(Entries taken from a collection)
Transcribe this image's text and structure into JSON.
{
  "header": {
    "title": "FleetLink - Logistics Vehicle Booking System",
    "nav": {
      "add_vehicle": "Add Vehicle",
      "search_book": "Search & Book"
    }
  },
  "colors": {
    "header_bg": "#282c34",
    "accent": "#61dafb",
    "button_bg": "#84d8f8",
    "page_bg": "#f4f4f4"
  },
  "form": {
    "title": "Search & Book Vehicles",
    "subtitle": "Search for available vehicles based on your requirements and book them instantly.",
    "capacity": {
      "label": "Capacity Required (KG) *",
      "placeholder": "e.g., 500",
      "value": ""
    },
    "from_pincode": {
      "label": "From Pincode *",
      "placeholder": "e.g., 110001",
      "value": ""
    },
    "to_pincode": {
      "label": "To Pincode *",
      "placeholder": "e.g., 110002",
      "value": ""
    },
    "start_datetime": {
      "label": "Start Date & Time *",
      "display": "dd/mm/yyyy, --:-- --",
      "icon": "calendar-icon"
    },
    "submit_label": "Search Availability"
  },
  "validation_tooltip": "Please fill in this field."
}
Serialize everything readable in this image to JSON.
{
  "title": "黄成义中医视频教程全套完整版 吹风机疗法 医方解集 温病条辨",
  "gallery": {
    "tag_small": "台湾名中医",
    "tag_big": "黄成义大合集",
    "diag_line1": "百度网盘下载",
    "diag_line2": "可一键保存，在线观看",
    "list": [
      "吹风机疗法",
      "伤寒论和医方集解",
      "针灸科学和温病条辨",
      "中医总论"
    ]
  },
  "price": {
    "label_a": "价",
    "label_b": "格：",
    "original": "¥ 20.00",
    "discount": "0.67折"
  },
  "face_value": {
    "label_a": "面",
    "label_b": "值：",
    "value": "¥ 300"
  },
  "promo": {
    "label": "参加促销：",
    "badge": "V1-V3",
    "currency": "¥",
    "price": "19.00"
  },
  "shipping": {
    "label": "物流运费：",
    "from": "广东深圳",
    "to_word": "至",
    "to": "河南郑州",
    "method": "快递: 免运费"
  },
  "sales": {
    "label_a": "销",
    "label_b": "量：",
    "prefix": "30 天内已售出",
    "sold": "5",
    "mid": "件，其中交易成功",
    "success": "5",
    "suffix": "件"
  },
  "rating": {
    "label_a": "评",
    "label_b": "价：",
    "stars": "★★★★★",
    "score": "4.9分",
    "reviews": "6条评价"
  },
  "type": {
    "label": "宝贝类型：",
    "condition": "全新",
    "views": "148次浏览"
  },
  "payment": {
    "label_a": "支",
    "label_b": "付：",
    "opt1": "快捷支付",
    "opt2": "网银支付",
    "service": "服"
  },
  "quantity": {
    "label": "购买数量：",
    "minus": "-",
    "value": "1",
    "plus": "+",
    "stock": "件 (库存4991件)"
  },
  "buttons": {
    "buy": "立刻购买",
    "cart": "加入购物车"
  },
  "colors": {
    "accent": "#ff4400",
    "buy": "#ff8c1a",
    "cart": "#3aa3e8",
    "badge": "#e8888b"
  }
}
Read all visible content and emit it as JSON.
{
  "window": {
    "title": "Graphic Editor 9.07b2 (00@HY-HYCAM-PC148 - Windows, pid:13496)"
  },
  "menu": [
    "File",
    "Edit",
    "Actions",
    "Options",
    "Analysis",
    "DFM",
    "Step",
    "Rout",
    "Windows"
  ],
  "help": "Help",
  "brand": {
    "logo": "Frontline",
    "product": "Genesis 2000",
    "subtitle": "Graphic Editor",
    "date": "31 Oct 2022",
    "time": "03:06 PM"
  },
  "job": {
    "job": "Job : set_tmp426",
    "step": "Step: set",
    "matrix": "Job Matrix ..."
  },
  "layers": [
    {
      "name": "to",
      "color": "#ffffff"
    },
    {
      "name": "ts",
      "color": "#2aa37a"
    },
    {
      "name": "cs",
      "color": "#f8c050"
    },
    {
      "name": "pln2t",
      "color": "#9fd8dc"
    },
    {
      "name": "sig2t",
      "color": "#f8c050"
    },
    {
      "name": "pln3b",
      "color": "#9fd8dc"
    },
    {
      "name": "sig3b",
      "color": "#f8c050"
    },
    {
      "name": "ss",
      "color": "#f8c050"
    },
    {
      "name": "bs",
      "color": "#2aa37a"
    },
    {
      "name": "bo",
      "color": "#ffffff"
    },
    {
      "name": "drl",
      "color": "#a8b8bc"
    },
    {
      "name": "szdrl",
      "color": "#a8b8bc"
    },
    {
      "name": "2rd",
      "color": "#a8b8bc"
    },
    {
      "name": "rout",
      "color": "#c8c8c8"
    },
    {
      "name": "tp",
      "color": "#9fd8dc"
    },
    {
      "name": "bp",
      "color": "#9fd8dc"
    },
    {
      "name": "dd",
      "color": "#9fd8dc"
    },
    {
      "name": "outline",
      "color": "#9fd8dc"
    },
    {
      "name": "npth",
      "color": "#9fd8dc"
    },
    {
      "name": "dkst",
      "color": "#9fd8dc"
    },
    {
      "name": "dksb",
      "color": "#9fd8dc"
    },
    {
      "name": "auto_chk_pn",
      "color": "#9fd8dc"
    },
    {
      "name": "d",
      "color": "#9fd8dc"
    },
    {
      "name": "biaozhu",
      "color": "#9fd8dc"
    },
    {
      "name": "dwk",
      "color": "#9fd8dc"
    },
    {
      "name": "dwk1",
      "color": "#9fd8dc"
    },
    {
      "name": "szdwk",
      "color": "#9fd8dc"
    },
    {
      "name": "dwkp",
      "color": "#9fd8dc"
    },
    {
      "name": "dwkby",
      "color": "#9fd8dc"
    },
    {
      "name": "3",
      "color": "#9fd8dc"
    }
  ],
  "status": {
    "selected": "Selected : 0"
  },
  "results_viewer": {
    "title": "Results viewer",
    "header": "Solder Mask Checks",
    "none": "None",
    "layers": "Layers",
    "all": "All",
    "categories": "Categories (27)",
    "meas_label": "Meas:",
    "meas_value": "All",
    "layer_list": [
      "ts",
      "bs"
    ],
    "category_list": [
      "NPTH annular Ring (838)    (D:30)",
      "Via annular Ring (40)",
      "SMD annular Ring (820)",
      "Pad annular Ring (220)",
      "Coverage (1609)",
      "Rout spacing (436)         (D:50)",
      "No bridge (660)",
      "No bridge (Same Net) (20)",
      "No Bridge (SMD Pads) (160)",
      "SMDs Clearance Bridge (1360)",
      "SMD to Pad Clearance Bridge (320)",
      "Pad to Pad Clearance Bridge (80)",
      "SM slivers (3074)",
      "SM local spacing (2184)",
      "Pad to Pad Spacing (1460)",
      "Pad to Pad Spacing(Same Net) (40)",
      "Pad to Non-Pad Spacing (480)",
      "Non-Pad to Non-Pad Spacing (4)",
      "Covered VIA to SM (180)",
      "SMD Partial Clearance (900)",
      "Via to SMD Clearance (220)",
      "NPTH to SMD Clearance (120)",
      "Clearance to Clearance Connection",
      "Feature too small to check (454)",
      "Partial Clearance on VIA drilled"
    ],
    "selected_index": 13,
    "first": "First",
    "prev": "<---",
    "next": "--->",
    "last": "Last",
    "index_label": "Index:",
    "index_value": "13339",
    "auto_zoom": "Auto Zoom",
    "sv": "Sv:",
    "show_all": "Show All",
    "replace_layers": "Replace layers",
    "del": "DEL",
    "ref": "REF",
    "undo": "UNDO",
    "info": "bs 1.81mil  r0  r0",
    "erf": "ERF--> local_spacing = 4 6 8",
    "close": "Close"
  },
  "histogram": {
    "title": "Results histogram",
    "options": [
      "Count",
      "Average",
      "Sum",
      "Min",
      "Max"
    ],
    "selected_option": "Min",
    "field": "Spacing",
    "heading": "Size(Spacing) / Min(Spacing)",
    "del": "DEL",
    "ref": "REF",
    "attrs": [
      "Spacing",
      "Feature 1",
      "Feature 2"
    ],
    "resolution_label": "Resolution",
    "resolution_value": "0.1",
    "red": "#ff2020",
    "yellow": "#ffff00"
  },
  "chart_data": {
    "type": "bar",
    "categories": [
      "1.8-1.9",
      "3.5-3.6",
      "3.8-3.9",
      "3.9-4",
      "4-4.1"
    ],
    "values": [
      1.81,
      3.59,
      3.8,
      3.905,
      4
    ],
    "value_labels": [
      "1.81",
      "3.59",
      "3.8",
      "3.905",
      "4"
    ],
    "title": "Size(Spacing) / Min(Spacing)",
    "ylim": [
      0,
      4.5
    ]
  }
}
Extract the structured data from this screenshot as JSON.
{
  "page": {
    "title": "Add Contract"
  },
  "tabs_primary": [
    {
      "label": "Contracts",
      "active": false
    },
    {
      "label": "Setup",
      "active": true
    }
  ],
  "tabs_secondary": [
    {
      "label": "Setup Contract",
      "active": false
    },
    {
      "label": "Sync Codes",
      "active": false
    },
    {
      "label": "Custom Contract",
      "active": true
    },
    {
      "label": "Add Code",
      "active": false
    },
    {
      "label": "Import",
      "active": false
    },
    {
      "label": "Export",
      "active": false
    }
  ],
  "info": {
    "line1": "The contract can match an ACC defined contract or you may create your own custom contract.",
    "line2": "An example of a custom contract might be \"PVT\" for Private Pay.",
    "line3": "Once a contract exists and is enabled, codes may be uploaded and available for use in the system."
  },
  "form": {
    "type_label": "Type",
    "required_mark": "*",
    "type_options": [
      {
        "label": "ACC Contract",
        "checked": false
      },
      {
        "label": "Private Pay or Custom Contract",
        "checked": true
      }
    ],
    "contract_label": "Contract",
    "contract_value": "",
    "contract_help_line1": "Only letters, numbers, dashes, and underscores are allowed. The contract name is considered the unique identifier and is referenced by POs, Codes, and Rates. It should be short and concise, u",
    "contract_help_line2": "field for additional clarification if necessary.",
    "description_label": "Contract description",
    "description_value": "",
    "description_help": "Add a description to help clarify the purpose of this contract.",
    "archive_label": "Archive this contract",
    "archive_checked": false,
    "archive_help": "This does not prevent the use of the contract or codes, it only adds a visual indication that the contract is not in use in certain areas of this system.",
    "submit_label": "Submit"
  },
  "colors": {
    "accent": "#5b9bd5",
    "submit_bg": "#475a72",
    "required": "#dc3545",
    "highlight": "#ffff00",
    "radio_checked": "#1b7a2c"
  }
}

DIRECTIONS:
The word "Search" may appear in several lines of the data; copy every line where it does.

ANSWER BOX:
      "search_book": "Search & Book"
    "title": "Search & Book Vehicles",
    "subtitle": "Search for available vehicles based on your requirements and book them instantly.",
    "submit_label": "Search Availability"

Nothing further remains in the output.